8.7 A discrète random variable. The distribution law of a discrète ran­dom variable 460
8.8 Relative frequency and the probability of relative frequency in repeated trials 462
8.9 The mathematical expectation of a discrète random variable 466
8.10 Variance. Root-mean-square (standard) deviation. Moments 471
8.11 Functions of random variables 474
8.12 Continuous random variable. Probability density function of a continuous random variable. The probability of the random variable falling in a specified interval 475
8.13 The distribution function. Law of uniform distribution 479
8.14 Numerical characteristics of a continuous random variable 482
8.15 Normal distribution. The expectation of a normal distribution 485
8.16 Variance and standard deviation of a normally distributed random variable 487
817 The probability of a value of the random variable falling in a given interval. The Laplace function. Normal distribution function 488
8.18 Probable error 493
8.19 Expressing the normal distribution in terms of the probable error. The reduced Laplace function 494
8.20 The three-sigma rule. Error distribution 496
8.21 Mean arithmetic error 497
8.22 Modulus of precision. Relationships between the characteristics of the distribution of errors 498
8.23 Two-dimensional random variables 499
8.24 Normal distribution in the plane 502
8.25 The probability of a two-dimensional random variable falling in a rectangle with sides parallel to the principal axes of dispersion
under the normal distribution law 504
8.26 The probability of a two-dimensional random variable falling in the ellipse of dispersion 506
8.27 Problems of mathematical statistics.
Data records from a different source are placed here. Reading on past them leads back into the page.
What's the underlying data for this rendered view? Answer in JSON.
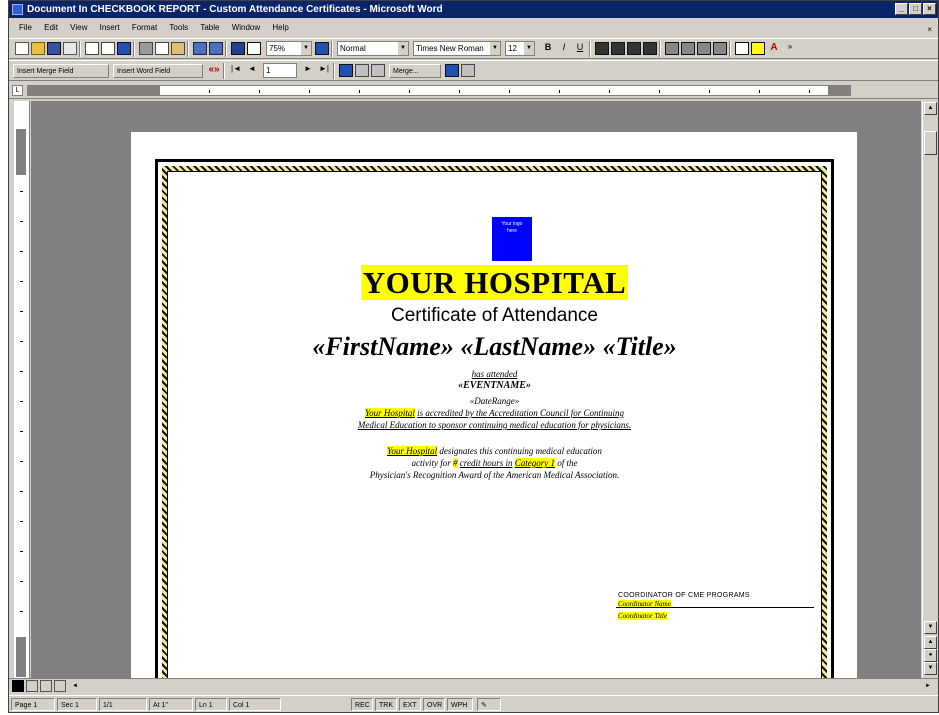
{
  "window": {
    "title": "Document In CHECKBOOK REPORT - Custom Attendance Certificates - Microsoft Word",
    "min_label": "_",
    "max_label": "□",
    "close_label": "×"
  },
  "menu": [
    "File",
    "Edit",
    "View",
    "Insert",
    "Format",
    "Tools",
    "Table",
    "Window",
    "Help"
  ],
  "toolbar": {
    "zoom": "75%",
    "style": "Normal",
    "font": "Times New Roman",
    "size": "12",
    "insert_merge_field": "Insert Merge Field",
    "insert_word_field": "Insert Word Field",
    "record": "1",
    "merge": "Merge..."
  },
  "certificate": {
    "logo_text": "Your logo here",
    "hospital": "YOUR HOSPITAL",
    "subtitle": "Certificate of Attendance",
    "merge_names": "«FirstName» «LastName» «Title»",
    "attended": "has attended",
    "event_name": "«EVENTNAME»",
    "date_range": "«DateRange»",
    "accred_hl": "Your Hospital",
    "accred_rest": "is accredited by the Accreditation Council for Continuing",
    "accred_line2": "Medical Education to sponsor continuing medical education for physicians.",
    "desig_hl": "Your Hospital",
    "desig_rest": "designates this continuing medical education",
    "desig_line2a": "activity for",
    "desig_line2_hl1": "#",
    "desig_line2b": "credit hours in",
    "desig_line2_hl2": "Category 1",
    "desig_line2c": "of the",
    "desig_line3": "Physician's Recognition Award of the American Medical Association.",
    "sig_title": "COORDINATOR OF CME PROGRAMS",
    "sig_name": "Coordinator Name",
    "sig_role": "Coordinator Title"
  },
  "status": {
    "page": "Page 1",
    "sec": "Sec 1",
    "pages": "1/1",
    "at": "At 1\"",
    "ln": "Ln 1",
    "col": "Col 1",
    "rec": "REC",
    "trk": "TRK",
    "ext": "EXT",
    "ovr": "OVR",
    "wph": "WPH"
  }
}
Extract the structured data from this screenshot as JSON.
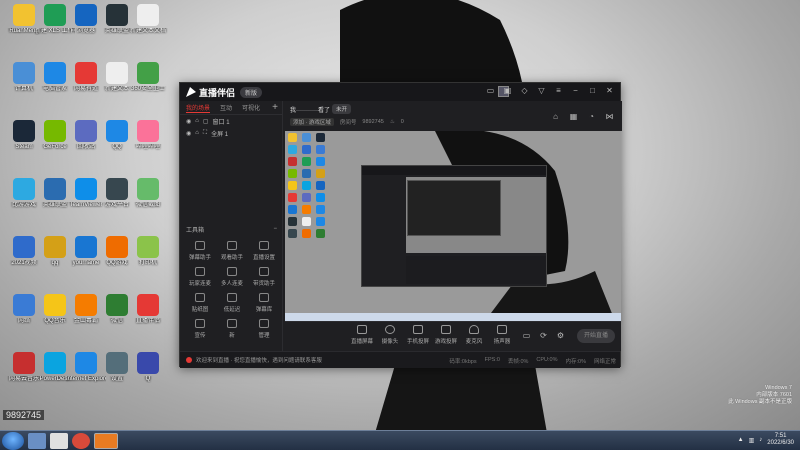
{
  "desktop": {
    "icons": [
      {
        "label": "RuanMeng",
        "color": "#f2c230"
      },
      {
        "label": "计算机",
        "color": "#4a8fd6"
      },
      {
        "label": "Steam",
        "color": "#1b2838"
      },
      {
        "label": "比游游戏",
        "color": "#2da9e1"
      },
      {
        "label": "2021视频",
        "color": "#2f6bcb"
      },
      {
        "label": "网络",
        "color": "#3a7bd5"
      },
      {
        "label": "网易云音乐",
        "color": "#c62f2f"
      },
      {
        "label": "新建 XLS 工作表",
        "color": "#1f9d55"
      },
      {
        "label": "电脑管家",
        "color": "#1e88e5"
      },
      {
        "label": "GeForce",
        "color": "#76b900"
      },
      {
        "label": "英雄联盟",
        "color": "#2b6cb0"
      },
      {
        "label": "qq",
        "color": "#d4a017"
      },
      {
        "label": "QQ音乐",
        "color": "#f5c518"
      },
      {
        "label": "PowerDesk",
        "color": "#0aa4e0"
      },
      {
        "label": "浏览器",
        "color": "#1565c0"
      },
      {
        "label": "网易有道",
        "color": "#e53935"
      },
      {
        "label": "回收站",
        "color": "#5c6bc0"
      },
      {
        "label": "TeamViewer",
        "color": "#0e8ee9"
      },
      {
        "label": "yourname",
        "color": "#1976d2"
      },
      {
        "label": "金山毒霸",
        "color": "#f57c00"
      },
      {
        "label": "Internet Explorer",
        "color": "#1e88e5"
      },
      {
        "label": "英雄联盟",
        "color": "#263238"
      },
      {
        "label": "新建文本",
        "color": "#eeeeee"
      },
      {
        "label": "QQ",
        "color": "#1e88e5"
      },
      {
        "label": "游戏平台",
        "color": "#37474f"
      },
      {
        "label": "QQ游戏",
        "color": "#ef6c00"
      },
      {
        "label": "微信",
        "color": "#2e7d32"
      },
      {
        "label": "设置",
        "color": "#546e7a"
      },
      {
        "label": "新建文本文档",
        "color": "#eeeeee"
      },
      {
        "label": "360安全卫士",
        "color": "#43a047"
      },
      {
        "label": "哔哩哔哩",
        "color": "#fb7299"
      },
      {
        "label": "微信截图",
        "color": "#66bb6a"
      },
      {
        "label": "打印机",
        "color": "#8bc34a"
      },
      {
        "label": "直播伴侣",
        "color": "#e53935"
      },
      {
        "label": "Q",
        "color": "#3949ab"
      }
    ]
  },
  "overlay_id": "9892745",
  "watermark": {
    "line1": "Windows 7",
    "line2": "内部版本 7601",
    "line3": "此 Windows 副本不是正版"
  },
  "app": {
    "name": "直播伴侣",
    "version": "新版",
    "tabs": [
      "我的场景",
      "互动",
      "可视化"
    ],
    "tab_add": "+",
    "scenes": [
      "窗口 1",
      "全屏 1"
    ],
    "toolbox_label": "工具箱",
    "toolbox_toggle": "−",
    "tools": [
      "弹幕助手",
      "观看助手",
      "直播设置",
      "玩家连麦",
      "多人连麦",
      "带货助手",
      "贴纸图",
      "低延迟",
      "弹幕库",
      "宣传",
      "新",
      "管理"
    ],
    "streamer_name": "我···········看了",
    "stream_status": "未开",
    "category": "添加 · 游戏区域",
    "room_label": "房间号",
    "room_id": "9892745",
    "heat": "0",
    "controls": [
      "直播屏幕",
      "摄像头",
      "手机投屏",
      "游戏投屏",
      "麦克风",
      "扬声器"
    ],
    "live_button": "开始直播",
    "notice": "欢迎来到直播 · 祝您直播愉快，遇到问题请联系客服",
    "stats": [
      "码率:0kbps",
      "FPS:0",
      "丢帧:0%",
      "CPU:0%",
      "内存:0%",
      "网络正常"
    ]
  },
  "taskbar": {
    "clock_time": "7:51",
    "clock_date": "2022/6/30"
  }
}
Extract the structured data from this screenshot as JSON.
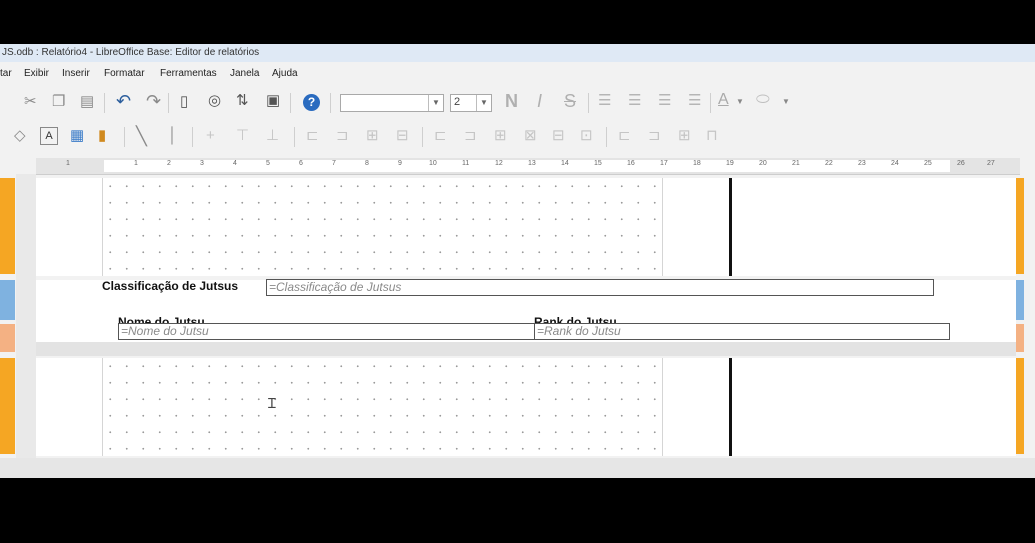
{
  "window": {
    "title": "JS.odb : Relatório4 - LibreOffice Base: Editor de relatórios"
  },
  "menu": [
    "tar",
    "Exibir",
    "Inserir",
    "Formatar",
    "Ferramentas",
    "Janela",
    "Ajuda"
  ],
  "toolbar": {
    "font_name_value": "",
    "font_size_value": "2",
    "bold_glyph": "N",
    "italic_glyph": "I",
    "strike_glyph": "S",
    "help_glyph": "?"
  },
  "ruler": {
    "numbers": [
      "1",
      "1",
      "2",
      "3",
      "4",
      "5",
      "6",
      "7",
      "8",
      "9",
      "10",
      "11",
      "12",
      "13",
      "14",
      "15",
      "16",
      "17",
      "18",
      "19",
      "20",
      "21",
      "22",
      "23",
      "24",
      "25",
      "26",
      "27"
    ]
  },
  "report": {
    "group_header": {
      "label": "Classificação de Jutsus",
      "field": "=Classificação de Jutsus"
    },
    "detail": {
      "col1_label": "Nome do Jutsu",
      "col1_field": "=Nome do Jutsu",
      "col2_label": "Rank do Jutsu",
      "col2_field": "=Rank do Jutsu"
    }
  },
  "colors": {
    "section_tab_page_header": "#f5a623",
    "section_tab_group": "#7fb2e0",
    "section_tab_detail": "#f4b183",
    "section_tab_page_footer": "#f5a623",
    "accent_help": "#2a6bbf"
  }
}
Statistical data 507
8.28 Statistical series. Histogram 508
8.29 Determining a suitable value of a measured quantity 511
8.30 Determining the parameters of a distribution law. Lyapunov’s theorem. Laplace’s theorem 512

Exercises on Chapter 8 516
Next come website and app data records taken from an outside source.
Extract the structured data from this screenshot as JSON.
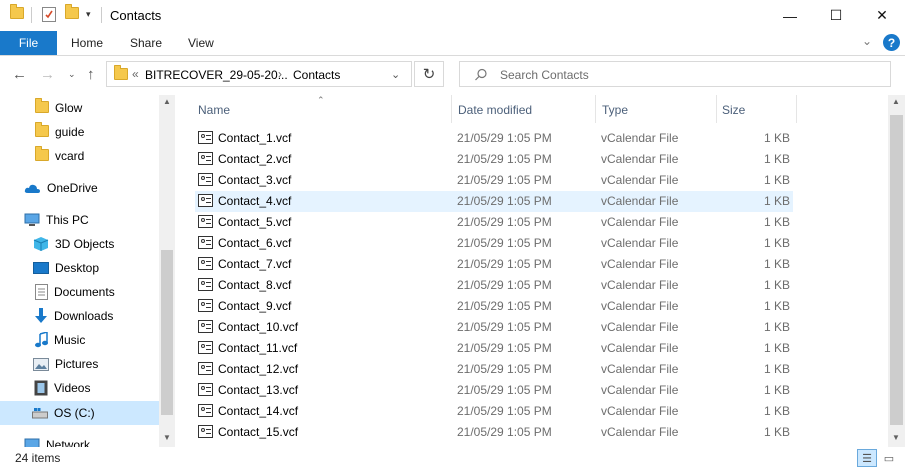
{
  "window": {
    "title": "Contacts",
    "minimize_glyph": "—",
    "maximize_glyph": "☐",
    "close_glyph": "✕"
  },
  "ribbon": {
    "tabs": [
      "File",
      "Home",
      "Share",
      "View"
    ],
    "help_glyph": "?"
  },
  "navigation": {
    "breadcrumb_prefix": "«",
    "breadcrumb": [
      "BITRECOVER_29-05-20...",
      "Contacts"
    ],
    "search_placeholder": "Search Contacts"
  },
  "nav_pane": {
    "items": [
      {
        "label": "Glow",
        "icon": "folder-icon"
      },
      {
        "label": "guide",
        "icon": "folder-icon"
      },
      {
        "label": "vcard",
        "icon": "folder-icon"
      },
      {
        "label": "OneDrive",
        "icon": "cloud-icon"
      },
      {
        "label": "This PC",
        "icon": "computer-icon"
      },
      {
        "label": "3D Objects",
        "icon": "cube-icon"
      },
      {
        "label": "Desktop",
        "icon": "desktop-icon"
      },
      {
        "label": "Documents",
        "icon": "documents-icon"
      },
      {
        "label": "Downloads",
        "icon": "download-icon"
      },
      {
        "label": "Music",
        "icon": "music-icon"
      },
      {
        "label": "Pictures",
        "icon": "pictures-icon"
      },
      {
        "label": "Videos",
        "icon": "videos-icon"
      },
      {
        "label": "OS (C:)",
        "icon": "drive-icon"
      },
      {
        "label": "Network",
        "icon": "network-icon"
      }
    ],
    "selected": "OS (C:)"
  },
  "file_list": {
    "columns": [
      "Name",
      "Date modified",
      "Type",
      "Size"
    ],
    "highlighted_row": "Contact_4.vcf",
    "rows": [
      {
        "name": "Contact_1.vcf",
        "date": "21/05/29 1:05 PM",
        "type": "vCalendar File",
        "size": "1 KB"
      },
      {
        "name": "Contact_2.vcf",
        "date": "21/05/29 1:05 PM",
        "type": "vCalendar File",
        "size": "1 KB"
      },
      {
        "name": "Contact_3.vcf",
        "date": "21/05/29 1:05 PM",
        "type": "vCalendar File",
        "size": "1 KB"
      },
      {
        "name": "Contact_4.vcf",
        "date": "21/05/29 1:05 PM",
        "type": "vCalendar File",
        "size": "1 KB"
      },
      {
        "name": "Contact_5.vcf",
        "date": "21/05/29 1:05 PM",
        "type": "vCalendar File",
        "size": "1 KB"
      },
      {
        "name": "Contact_6.vcf",
        "date": "21/05/29 1:05 PM",
        "type": "vCalendar File",
        "size": "1 KB"
      },
      {
        "name": "Contact_7.vcf",
        "date": "21/05/29 1:05 PM",
        "type": "vCalendar File",
        "size": "1 KB"
      },
      {
        "name": "Contact_8.vcf",
        "date": "21/05/29 1:05 PM",
        "type": "vCalendar File",
        "size": "1 KB"
      },
      {
        "name": "Contact_9.vcf",
        "date": "21/05/29 1:05 PM",
        "type": "vCalendar File",
        "size": "1 KB"
      },
      {
        "name": "Contact_10.vcf",
        "date": "21/05/29 1:05 PM",
        "type": "vCalendar File",
        "size": "1 KB"
      },
      {
        "name": "Contact_11.vcf",
        "date": "21/05/29 1:05 PM",
        "type": "vCalendar File",
        "size": "1 KB"
      },
      {
        "name": "Contact_12.vcf",
        "date": "21/05/29 1:05 PM",
        "type": "vCalendar File",
        "size": "1 KB"
      },
      {
        "name": "Contact_13.vcf",
        "date": "21/05/29 1:05 PM",
        "type": "vCalendar File",
        "size": "1 KB"
      },
      {
        "name": "Contact_14.vcf",
        "date": "21/05/29 1:05 PM",
        "type": "vCalendar File",
        "size": "1 KB"
      },
      {
        "name": "Contact_15.vcf",
        "date": "21/05/29 1:05 PM",
        "type": "vCalendar File",
        "size": "1 KB"
      }
    ]
  },
  "status": {
    "item_count": "24 items"
  },
  "colors": {
    "accent": "#1979ca",
    "selection": "#cce8ff",
    "hover_row": "#e5f3ff",
    "header_text": "#4c607a",
    "detail_text": "#6d6d6d"
  }
}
## CHAPTER 9 MATRICES

9.1 Linear transformations. Matrix notation 519
9.2 General definitions involving matrices 522
9.3 Inverse transformation 524
9.4 Operations on matrices. Addition of matrices 526
9.5 Transforming a vector into another vector by means of a matrix 529
9.6 Inverse matrix 531
9.7 Matrix inversion 532
9.8 Matrix notation for Systems of linear equations and solutions of systems of linear equations 534
9.9 Solving Systems of linear equations by the matrix method 535
9.10 Orthogonal mappings. Orthogonal matrices 537
9.11 The eigenvector of a linear transformation 540
9.12 The matrix of a linear transformation under which the base vectors
are eigenvectors 543
9.13 Transforming the matrix of a linear transformation when changing
the basis 544
9.14 Quadratic forms and their transformation 547
9.15 The rank of a matrix. The existence of solutions of a system of linear equations 549
9.16 Differentiation and integration of matrices 550
9.17 Matrix notation for Systems of differential equations and solutions
of Systems of differential equations with constant coefficients 552
9.18 Matrix notation for a linear equation of order n 557
9.19 Solving a System of linear differential equations with variable co­efficients by the method of successive approximations using matrix
notation 558

Exercises on Chapter 9 563

Appendix 565
Index 567